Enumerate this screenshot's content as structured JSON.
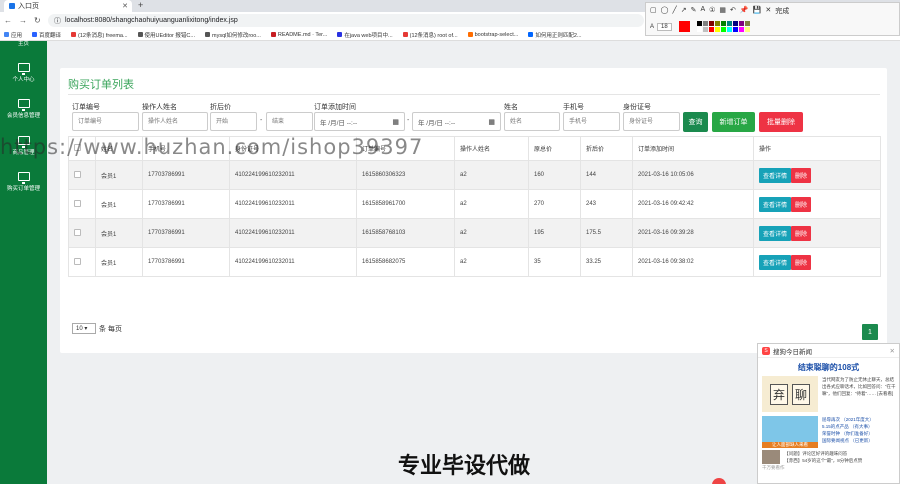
{
  "browser": {
    "tab_title": "入口页",
    "url": "localhost:8080/shangchaohuiyuanguanlixitong/index.jsp",
    "bookmarks": [
      "应用",
      "百度翻译",
      "(12条消息) freema...",
      "使用UEditor 报错C...",
      "mysql如何修改roo...",
      "README.md · Ter...",
      "在java web项目中...",
      "(12条消息) root of...",
      "bootstrap-select...",
      "如何用正则匹配2..."
    ],
    "new_tab": "+"
  },
  "snip_tool": {
    "font_label": "A",
    "font_size": "18",
    "finish_label": "完成",
    "colors": [
      "#000000",
      "#808080",
      "#800000",
      "#808000",
      "#008000",
      "#008080",
      "#000080",
      "#800080",
      "#808040",
      "#ffffff",
      "#c0c0c0",
      "#ff0000",
      "#ffff00",
      "#00ff00",
      "#00ffff",
      "#0000ff",
      "#ff00ff",
      "#ffff80"
    ]
  },
  "sidebar": {
    "items": [
      {
        "label": "个人中心",
        "icon": "monitor-icon"
      },
      {
        "label": "会员信息管理",
        "icon": "monitor-icon"
      },
      {
        "label": "商品管理",
        "icon": "monitor-icon"
      },
      {
        "label": "购买订单管理",
        "icon": "monitor-icon"
      }
    ],
    "partial_top": "主页"
  },
  "page": {
    "title": "购买订单列表",
    "filters": {
      "order_no": {
        "label": "订单编号",
        "placeholder": "订单编号"
      },
      "operator": {
        "label": "操作人姓名",
        "placeholder": "操作人姓名"
      },
      "discount": {
        "label": "折后价",
        "start_placeholder": "开始",
        "end_placeholder": "结束"
      },
      "added_time": {
        "label": "订单添加时间",
        "date_placeholder": "年 /月/日 --:--"
      },
      "name": {
        "label": "姓名",
        "placeholder": "姓名"
      },
      "phone": {
        "label": "手机号",
        "placeholder": "手机号"
      },
      "idcard": {
        "label": "身份证号",
        "placeholder": "身份证号"
      }
    },
    "buttons": {
      "search": "查询",
      "add": "新增订单",
      "batch_delete": "批量删除"
    },
    "table": {
      "headers": [
        "",
        "姓名",
        "手机号",
        "身份证号",
        "订单编号",
        "操作人姓名",
        "原总价",
        "折后价",
        "订单添加时间",
        "操作"
      ],
      "rows": [
        {
          "name": "会员1",
          "phone": "17703786991",
          "idcard": "410224199610232011",
          "order_no": "1615860306323",
          "operator": "a2",
          "total": "160",
          "discount": "144",
          "time": "2021-03-16 10:05:06"
        },
        {
          "name": "会员1",
          "phone": "17703786991",
          "idcard": "410224199610232011",
          "order_no": "1615858961700",
          "operator": "a2",
          "total": "270",
          "discount": "243",
          "time": "2021-03-16 09:42:42"
        },
        {
          "name": "会员1",
          "phone": "17703786991",
          "idcard": "410224199610232011",
          "order_no": "1615858768103",
          "operator": "a2",
          "total": "195",
          "discount": "175.5",
          "time": "2021-03-16 09:39:28"
        },
        {
          "name": "会员1",
          "phone": "17703786991",
          "idcard": "410224199610232011",
          "order_no": "1615858682075",
          "operator": "a2",
          "total": "35",
          "discount": "33.25",
          "time": "2021-03-16 09:38:02"
        }
      ],
      "view_label": "查看详情",
      "delete_label": "删除"
    },
    "pagination": {
      "page_size": "10",
      "page_size_suffix": "条 每页",
      "current_page": "1"
    }
  },
  "overlays": {
    "watermark": "https://www.huzhan.com/ishop39397",
    "promo": "专业毕设代做"
  },
  "news_popup": {
    "header": "搜狗今日新闻",
    "headline": "结束聪聊的108式",
    "img_chars": [
      "弃",
      "聊"
    ],
    "body": "当代网友为了防止无休止聊天，总结出各式应聊话术，比如回答问：“在干嘛”，他们回复：“待着”…… [去看看]",
    "list": [
      "屈辱再次 （2021年度大）",
      "5.15的点产品 （有大事）",
      "荣誉时钟 （你们准备好）",
      "国际要闻视点 （已更新）"
    ],
    "ad_caption": "让人面部缺人来看",
    "foot": [
      "【问题】评论区好评的趣味问答",
      "【赤西】54岁的这个“最”，8分钟后点赞"
    ],
    "foot_tail": "千万要看作"
  }
}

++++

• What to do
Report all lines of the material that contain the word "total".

• Solution for this task
          "total": "160",
          "total": "270",
          "total": "195",
          "total": "35",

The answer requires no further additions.